Valentine’s Day and White DaySociety Culture
It Started with a Notice
In many countries around the world, February 14 is a chance to declare one’s affection for a significant other or prospective partner. This is done with anything from cards and flowers to balloons and even teddy bears. In Japan, however, stores focus specifically on one gift: chocolate.
This custom is thought by some to have started in 1936, when Kobe-based confectioner Morozoff placed an advertisement in the February 12 edition of the English-language newspaper Japan Advertiser, suggesting that readers send chocolates as a Valentine’s gift. Other competing theories point to the February 1958 introduction by Japanese chocolatier Mary’s of heart-shaped chocolates, or a 1960 ad campaign in which candy company Morinaga targeted the amorous with the slogan “Send chocolates to your love.”
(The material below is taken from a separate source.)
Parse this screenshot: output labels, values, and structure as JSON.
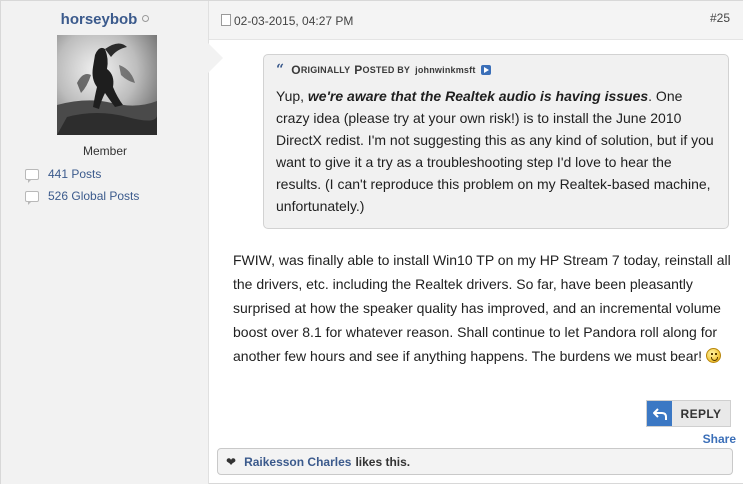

Chocolates All Around
Whatever its exact origins, before long, this practice had evolved to fix the role of women and girls as the February 14 chocolate-givers and their male counterparts as the recipients. In recent years, however, while the emphasis remains on chocolate, romance is increasingly surplus to requirements.
A 2020 survey by marketing company Intage found that more than 70% of women planned to give chocolates as presents on Valentine’s Day. In cases where such gifts signify genuine feelings of romance, they are known as honmei-choko—the chocolates you give to “the real thing.” Exchanges between parents and children are referred to as oyako-choko, while men and boys who reverse the prescribed gender roles to make their own cocoa-based offerings are said to have given a “reversed” version, gyaku-choko.
Another trend is the feminine practice of offering chocolates to male colleagues, classmates, and teachers in an unromantic, matter-of-fact transaction that is termed giri-choko (obligation chocolate) or sankusu-choko (thanks chocolate). Other variants include tomo-choko (gifts among friends), joshi-choko (gifts among female friends), and the increasingly popular jibun-choko (self-chocolate). Holding a chocolate party and posting pictures on social media platforms like Instagram is another way to celebrate the occasion.
Romance vs. Recognition
In a survey of 2,000 people by JR Tōkai Takashimaya in 2020, 46% of female respondents said they bought chocolates for themselves, followed by 26% for family members. Romantic honmei-choko accounted for just 15%, and giri-choko for 6%. This illustrates the growing trend toward rewarding oneself on Valentine’s Day.
For many in Japan now, Valentine’s Day is not so much about expressing romantic feelings as expressing gratitude to a wider range of people, or simply enjoying a treat oneself.
White Day: Gentlemen, Take the Lead
Exactly one calendar month after Valentine’s Day, on March 14, comes White Day, when men have been expected to reciprocate.
This custom also started with an industry-led campaign in 1980, with confectionery firms under the umbrella of the National Confectionery Industry Association promoting the idea that men should repay in kind every Valentine’s gift received, with candy the recommended option. One rule of thumb suggests that White Day gifts should amount to twice the quantity of chocolate received.
However, this requirement has become increasingly unwelcome in workplaces, and is one factor in the reduced position of giri-choko in both Valentine’s and White Day.
Bon Bon Bonanza
All in all, this adds up to a yearly bonanza for chocolatiers and confectioners. A fiscal 2019 survey by the Chocolate and Cocoa Association of Japan pegged the annual retail value for chocolate (excluding imports) at ¥537 billion. Total annual Valentine’s-related turnover is estimated to exceed ¥120 billion.
Chocolate is a welcome treat, whether the sentiment behind the gift is true love, friendship, or merely obligation. Although Valentine’s Day is changing in Japan, colorful boxes of treats from around the world still reliably fill the stores each February.
(Banner photo: A gift box of Valentine’s chocolates. © Photo Library.)